**Work instruction**
State the count of lines below featuring the word "JSON", and write nothing further.

**Recorded information**
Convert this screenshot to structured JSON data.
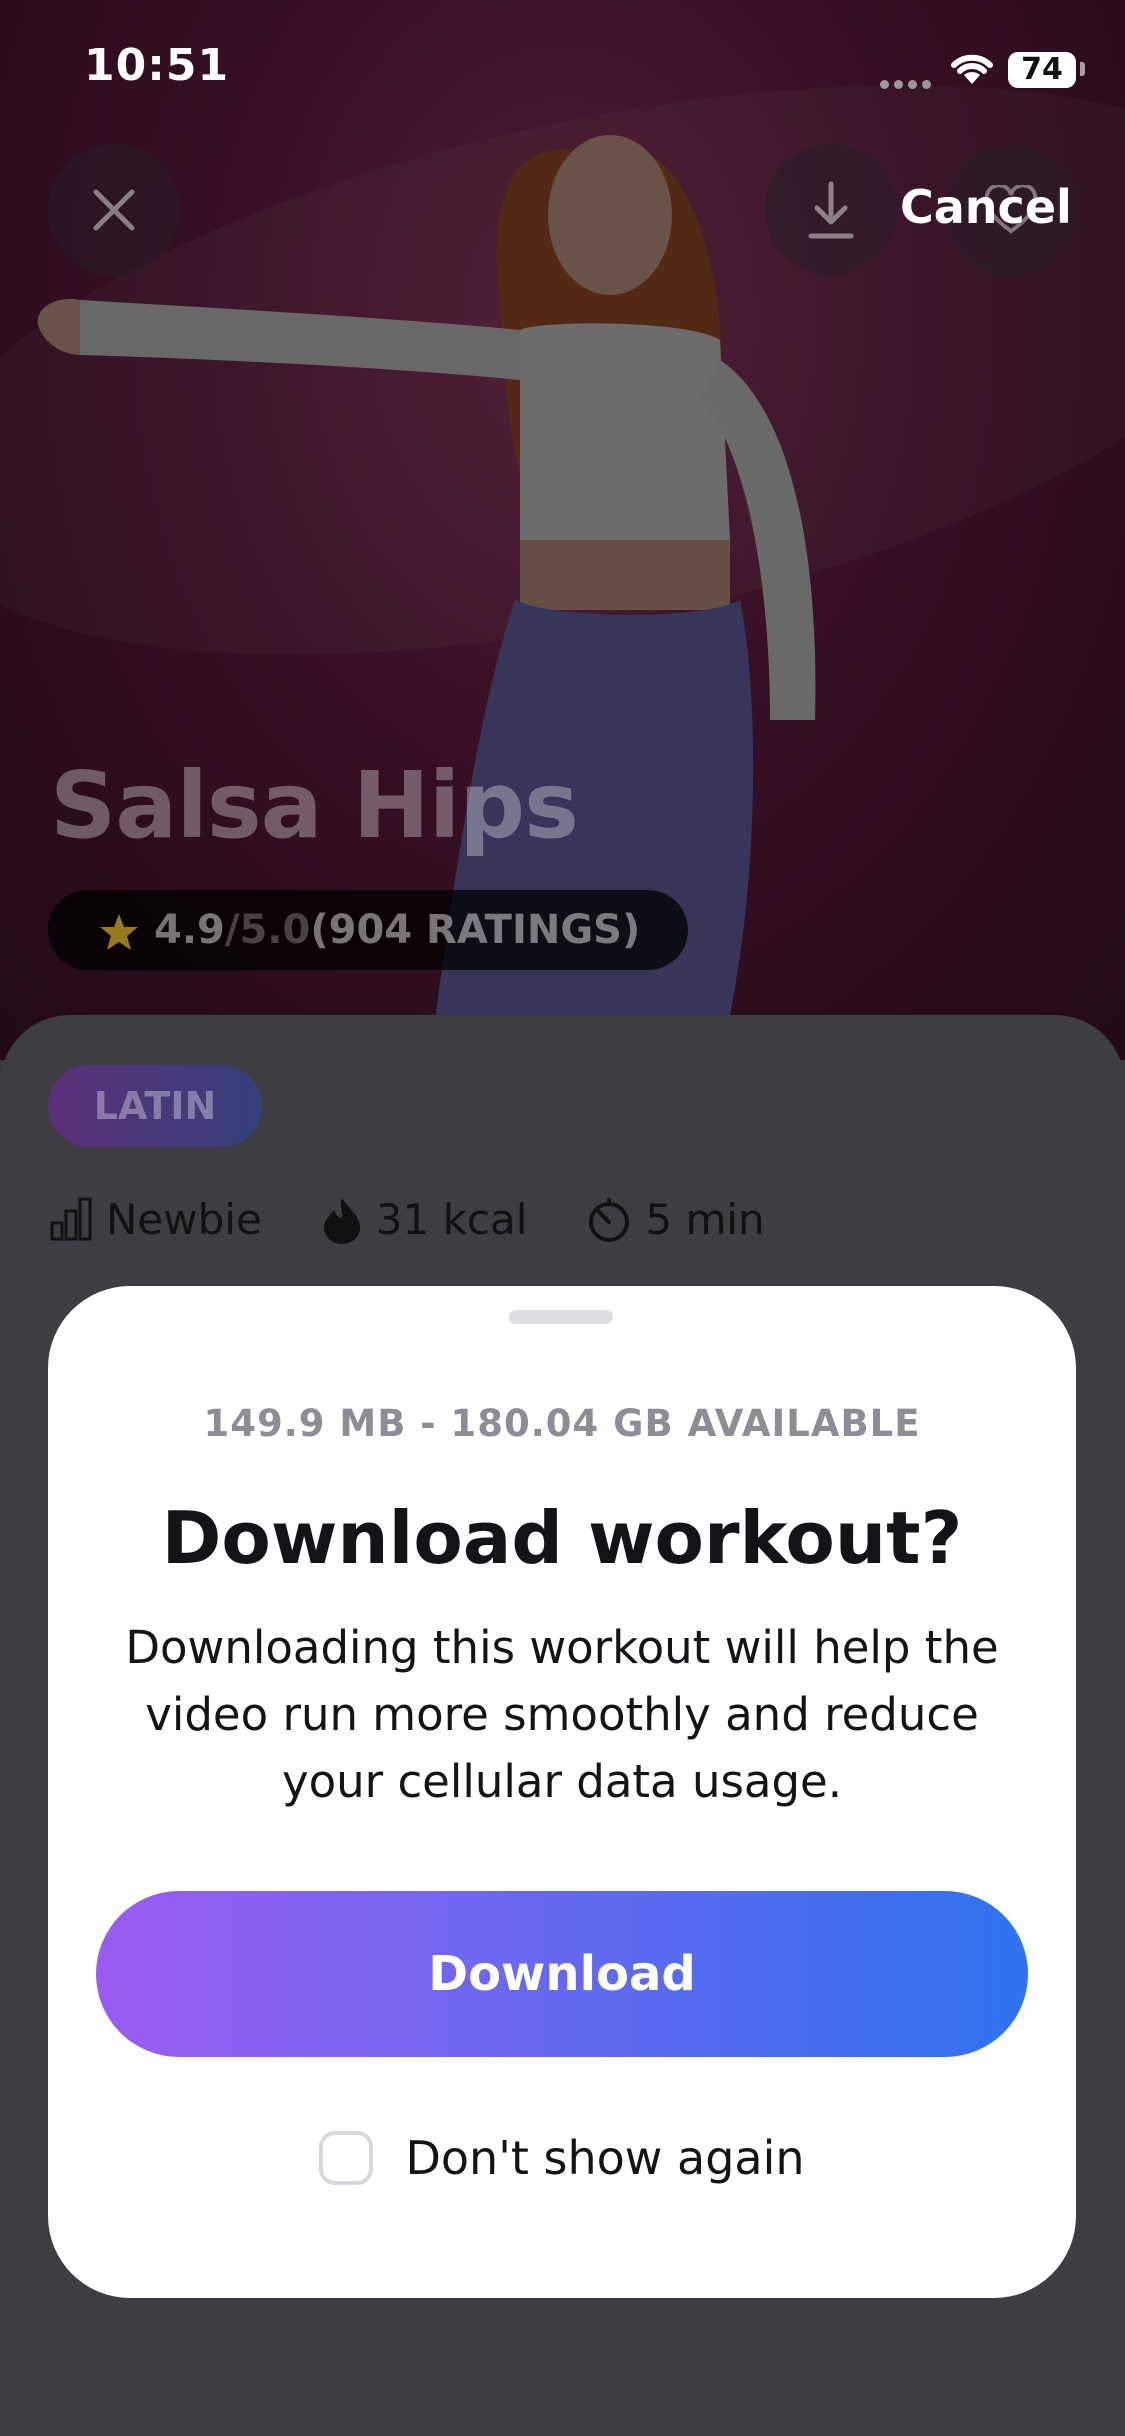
{
  "status_bar": {
    "time": "10:51",
    "battery": "74"
  },
  "header": {
    "cancel_label": "Cancel"
  },
  "workout": {
    "title": "Salsa Hips",
    "rating_value": "4.9",
    "rating_max": " /5.0",
    "ratings_count": " (904 RATINGS)",
    "tag": "LATIN",
    "stats": [
      {
        "icon": "bar-chart-icon",
        "label": "Newbie"
      },
      {
        "icon": "flame-icon",
        "label": "31 kcal"
      },
      {
        "icon": "timer-icon",
        "label": "5 min"
      }
    ]
  },
  "sheet": {
    "storage": "149.9 MB - 180.04 GB AVAILABLE",
    "title": "Download workout?",
    "body": "Downloading this workout will help the video run more smoothly and reduce your cellular data usage.",
    "download_label": "Download",
    "dont_show_label": "Don't show again"
  },
  "colors": {
    "accent_start": "#9b5cf0",
    "accent_end": "#2f72f0",
    "star": "#f2b623"
  }
}
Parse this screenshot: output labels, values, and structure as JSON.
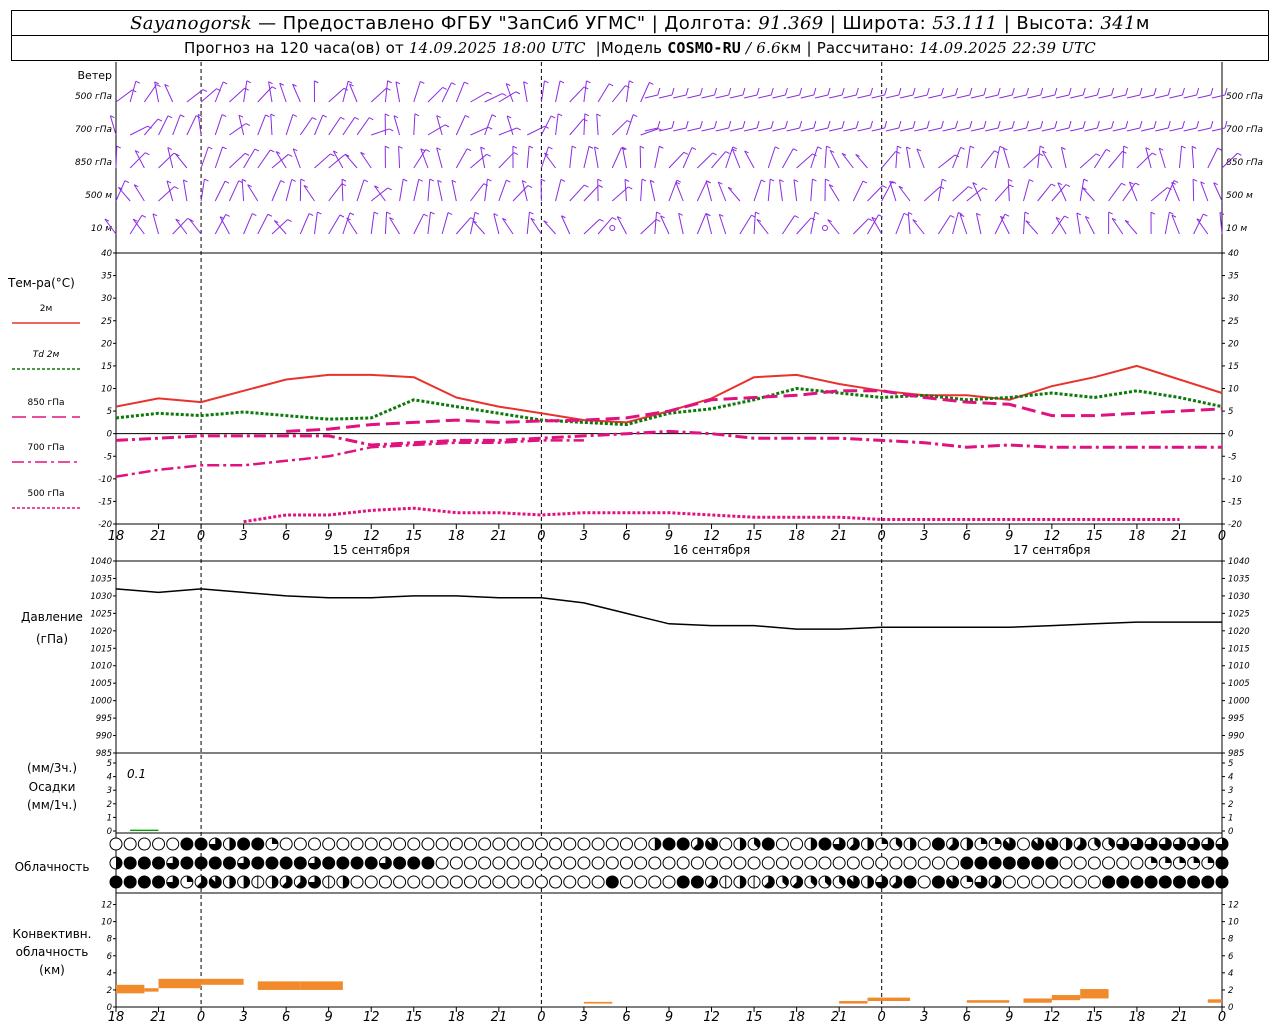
{
  "header": {
    "station": "Sayanogorsk",
    "provider": "— Предоставлено ФГБУ \"ЗапСиб УГМС\"",
    "sep": "|",
    "lon_label": "Долгота:",
    "lon_value": "91.369",
    "lat_label": "Широта:",
    "lat_value": "53.111",
    "alt_label": "Высота:",
    "alt_value": "341",
    "alt_unit": "м",
    "forecast_label": "Прогноз на 120 часа(ов) от",
    "forecast_start": "14.09.2025 18:00 UTC",
    "model_label": "Модель",
    "model_name": "COSMO-RU",
    "model_res": "/ 6.6",
    "model_res_unit": "км",
    "computed_label": "Рассчитано:",
    "computed_value": "14.09.2025 22:39 UTC"
  },
  "colors": {
    "wind": "#8a2be2",
    "t2m": "#e8332c",
    "td2m": "#0a7a0a",
    "t850": "#e0127f",
    "t700": "#e0127f",
    "t500": "#e0127f",
    "pressure": "#000000",
    "precip": "#00a000",
    "convective": "#f08a2a"
  },
  "chart_data": [
    {
      "type": "barbs",
      "name": "wind",
      "panel_label": "Ветер",
      "levels": [
        "500 гПа",
        "700 гПа",
        "850 гПа",
        "500 м",
        "10 м"
      ],
      "note": "wind barbs by level"
    },
    {
      "type": "line",
      "name": "temperature",
      "ylabel": "Тем-ра(°C)",
      "ylim": [
        -20,
        40
      ],
      "yticks": [
        -20,
        -15,
        -10,
        -5,
        0,
        5,
        10,
        15,
        20,
        25,
        30,
        35,
        40
      ],
      "x_hours": [
        0,
        3,
        6,
        9,
        12,
        15,
        18,
        21,
        24,
        27,
        30,
        33,
        36,
        39,
        42,
        45,
        48,
        51,
        54,
        57,
        60,
        63,
        66,
        69,
        72,
        75,
        78
      ],
      "x_tick_labels": [
        "18",
        "21",
        "0",
        "3",
        "6",
        "9",
        "12",
        "15",
        "18",
        "21",
        "0",
        "3",
        "6",
        "9",
        "12",
        "15",
        "18",
        "21",
        "0",
        "3",
        "6",
        "9",
        "12",
        "15",
        "18",
        "21",
        "0"
      ],
      "day_labels": [
        "15 сентября",
        "16 сентября",
        "17 сентября"
      ],
      "series": [
        {
          "name": "2м",
          "style": "solid",
          "values": [
            6,
            7.8,
            7,
            9.5,
            12,
            13,
            13,
            12.5,
            8,
            6,
            4.5,
            3,
            2.5,
            5,
            7.8,
            12.5,
            13,
            11,
            9.5,
            8.5,
            8.5,
            7.5,
            10.5,
            12.5,
            15,
            12,
            9
          ]
        },
        {
          "name": "Td 2м",
          "style": "dotted",
          "values": [
            3.5,
            4.5,
            4,
            4.8,
            4,
            3.2,
            3.5,
            7.5,
            6,
            4.5,
            3,
            2.5,
            2,
            4.5,
            5.5,
            7.5,
            10,
            9,
            8,
            8.5,
            7.5,
            8,
            9,
            8,
            9.5,
            8,
            6
          ]
        },
        {
          "name": "850 гПа",
          "style": "dashed",
          "values": [
            null,
            null,
            null,
            null,
            0.5,
            1,
            2,
            2.5,
            3,
            2.5,
            2.8,
            3,
            3.5,
            5,
            7.5,
            8,
            8.5,
            9.5,
            9.5,
            8,
            7,
            6.5,
            4,
            4,
            4.5,
            5,
            5.5
          ]
        },
        {
          "name": "700 гПа",
          "style": "dashdot",
          "values": [
            -1.5,
            -1,
            -0.5,
            -0.5,
            -0.5,
            -0.5,
            -2.5,
            -2,
            -1.5,
            -1.5,
            -1,
            -0.5,
            0,
            0.5,
            0,
            -1,
            -1,
            -1,
            -1.5,
            -2,
            -3,
            -2.5,
            -3,
            -3,
            -3,
            -3,
            -3
          ]
        },
        {
          "name": "500 гПа",
          "style": "dotted",
          "values": [
            null,
            null,
            null,
            -19.5,
            -18,
            -18,
            -17,
            -16.5,
            -17.5,
            -17.5,
            -18,
            -17.5,
            -17.5,
            -17.5,
            -18,
            -18.5,
            -18.5,
            -18.5,
            -19,
            -19,
            -19,
            -19,
            -19,
            -19,
            -19,
            -19,
            null
          ]
        },
        {
          "name": "500 гПа (low)",
          "style": "dashdot",
          "values": [
            -9.5,
            -8,
            -7,
            -7,
            -6,
            -5,
            -3,
            -2.5,
            -2,
            -2,
            -1.5,
            -1.5,
            null,
            null,
            null,
            null,
            null,
            null,
            null,
            null,
            null,
            null,
            null,
            null,
            null,
            null,
            null
          ]
        }
      ]
    },
    {
      "type": "line",
      "name": "pressure",
      "ylabel": "Давление",
      "yunit": "(гПа)",
      "ylim": [
        985,
        1040
      ],
      "yticks": [
        985,
        990,
        995,
        1000,
        1005,
        1010,
        1015,
        1020,
        1025,
        1030,
        1035,
        1040
      ],
      "series": [
        {
          "name": "pressure",
          "values": [
            1032,
            1031,
            1032,
            1031,
            1030,
            1029.5,
            1029.5,
            1030,
            1030,
            1029.5,
            1029.5,
            1028,
            1025,
            1022,
            1021.5,
            1021.5,
            1020.5,
            1020.5,
            1021,
            1021,
            1021,
            1021,
            1021.5,
            1022,
            1022.5,
            1022.5,
            1022.5
          ]
        }
      ]
    },
    {
      "type": "bar",
      "name": "precipitation",
      "ylabel_top": "(мм/3ч.)",
      "ylabel_mid": "Осадки",
      "ylabel_bot": "(мм/1ч.)",
      "ylim": [
        0,
        5
      ],
      "yticks": [
        0,
        1,
        2,
        3,
        4,
        5
      ],
      "annotation": "0.1",
      "values": [
        0.1
      ]
    },
    {
      "type": "table",
      "name": "cloudiness",
      "label": "Облачность",
      "rows": 3,
      "note": "octa symbols per hour, 3 layers"
    },
    {
      "type": "bar",
      "name": "convective",
      "ylabel": [
        "Конвективн.",
        "облачность",
        "(км)"
      ],
      "ylim": [
        0,
        13
      ],
      "yticks": [
        0,
        2,
        4,
        6,
        8,
        10,
        12
      ],
      "segments": [
        {
          "x0": 0,
          "x1": 2,
          "lo": 1.6,
          "hi": 2.6
        },
        {
          "x0": 2,
          "x1": 3,
          "lo": 1.8,
          "hi": 2.2
        },
        {
          "x0": 3,
          "x1": 6,
          "lo": 2.2,
          "hi": 3.3
        },
        {
          "x0": 6,
          "x1": 9,
          "lo": 2.6,
          "hi": 3.3
        },
        {
          "x0": 10,
          "x1": 13,
          "lo": 2.0,
          "hi": 3.0
        },
        {
          "x0": 13,
          "x1": 16,
          "lo": 2.0,
          "hi": 3.0
        },
        {
          "x0": 33,
          "x1": 35,
          "lo": 0.4,
          "hi": 0.6
        },
        {
          "x0": 51,
          "x1": 53,
          "lo": 0.4,
          "hi": 0.7
        },
        {
          "x0": 53,
          "x1": 56,
          "lo": 0.7,
          "hi": 1.1
        },
        {
          "x0": 60,
          "x1": 63,
          "lo": 0.5,
          "hi": 0.8
        },
        {
          "x0": 64,
          "x1": 66,
          "lo": 0.5,
          "hi": 1.0
        },
        {
          "x0": 66,
          "x1": 68,
          "lo": 0.8,
          "hi": 1.4
        },
        {
          "x0": 68,
          "x1": 70,
          "lo": 1.0,
          "hi": 2.1
        },
        {
          "x0": 77,
          "x1": 78,
          "lo": 0.5,
          "hi": 0.9
        }
      ]
    }
  ]
}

**Result of this exercise**
2